by Eric Burk
Posted 8/25/11, 05:55 pm
Virginia officials said Monday they would allow limited admissions at three treatment centers for troubled youth in the Hampton Roads area after officials halted admissions in April for a series of violations.
Beginning Sept. 1, the centers, operated by The Pines Residential Treatment Center, can begin admitting three residents per week, said Les Saltzberg, director of the Office of Licensing for the Department of Behavioral Health and Development Services.
The department suspended admissions at the centers two in Portsmouth and one in Norfolk in April and downgraded the company's license following numerous violations that included failing to report allegations that a North Carolina boy was sexually abused ("Enough-almost," April 25).
Saltzberg said the department had spent more than 700 hours providing consultation and oversight to the company since April. He said the department would re-evaluate the center in two months.
"While (the department) has seen enough significant improvements made by The Pines to improve its programs and operation to warrant lifting the provisional license, based on its history, we will move forward in a cautious manner," Saltzberg said.
The centers currently have 47 children, down from 280 on April 25. They are licensed for 424 youths.
North Carolina officials withdrew many residents after a parent reported the sexual abuse of a boy at The Pines' Norfolk campus.
According to the investigation report, the boy claimed he was inappropriately touched by two different residents and flashed by a roommate. Following the incident, his parents removed him from the facility.
Virginia department officials determined the center had failed to properly document the incident or to notify the state or the child's parents.
Although Virginia now allows new admissions to the facilities, Brad Deen, a spokesman for the North Carolina Department of Health and Human Services, said, "At this time we are not approving any new admissions into the Pines."
Deen could not say exactly how many North Carolina children were pulled from the three centers. Two children remained at the centers because the state was unable to find alternative housing.
"The Pines offers very specialized services," Deen said. "It's very difficult to find alternative placements for these children appropriate treatment for them."
Virginia spokeswoman Meghan McGuire said the abuse incident was not responsible for the license suspension. Instead, the suspension was "the result of ongoing performance issues that must be corrected to ensure safety and effective treatment for the troubled children there."
Facilities on provisional licenses have six months to make improvements or face having licenses revoked.
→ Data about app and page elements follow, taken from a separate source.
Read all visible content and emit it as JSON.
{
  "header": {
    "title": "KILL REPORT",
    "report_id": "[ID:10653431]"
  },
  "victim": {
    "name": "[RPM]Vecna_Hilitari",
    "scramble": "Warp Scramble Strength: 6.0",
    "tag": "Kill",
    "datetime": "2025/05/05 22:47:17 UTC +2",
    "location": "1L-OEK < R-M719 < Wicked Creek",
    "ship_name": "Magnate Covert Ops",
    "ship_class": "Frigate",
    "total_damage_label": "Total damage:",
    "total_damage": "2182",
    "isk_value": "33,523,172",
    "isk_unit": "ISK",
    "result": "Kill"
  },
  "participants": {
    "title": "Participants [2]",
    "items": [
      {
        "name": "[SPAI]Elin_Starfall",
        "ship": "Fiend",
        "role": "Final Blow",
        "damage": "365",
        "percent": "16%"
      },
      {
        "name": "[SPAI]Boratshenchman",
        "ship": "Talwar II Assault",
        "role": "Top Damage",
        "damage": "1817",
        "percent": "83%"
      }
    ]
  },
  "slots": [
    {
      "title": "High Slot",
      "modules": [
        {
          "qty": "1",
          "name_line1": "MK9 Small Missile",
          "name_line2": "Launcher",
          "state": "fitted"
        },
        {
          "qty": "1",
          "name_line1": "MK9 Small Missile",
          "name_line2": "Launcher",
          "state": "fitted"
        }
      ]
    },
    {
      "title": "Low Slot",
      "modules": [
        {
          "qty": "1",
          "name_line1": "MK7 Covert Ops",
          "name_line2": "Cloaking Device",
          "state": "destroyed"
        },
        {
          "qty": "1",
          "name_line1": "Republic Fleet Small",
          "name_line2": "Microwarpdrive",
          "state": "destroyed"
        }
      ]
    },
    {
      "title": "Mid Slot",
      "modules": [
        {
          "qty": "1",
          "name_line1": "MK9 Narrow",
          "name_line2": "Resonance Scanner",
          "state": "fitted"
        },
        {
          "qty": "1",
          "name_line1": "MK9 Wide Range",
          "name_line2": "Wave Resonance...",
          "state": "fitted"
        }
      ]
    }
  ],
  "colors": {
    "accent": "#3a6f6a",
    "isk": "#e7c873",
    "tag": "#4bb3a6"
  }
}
While a downgrade to a provisional license does not threaten a facility's government funding for residents already in the program, it often limits the number who are admitted, McGuire said.
The Associated Press contributed to this report.
Eric is a former WORLD contributor.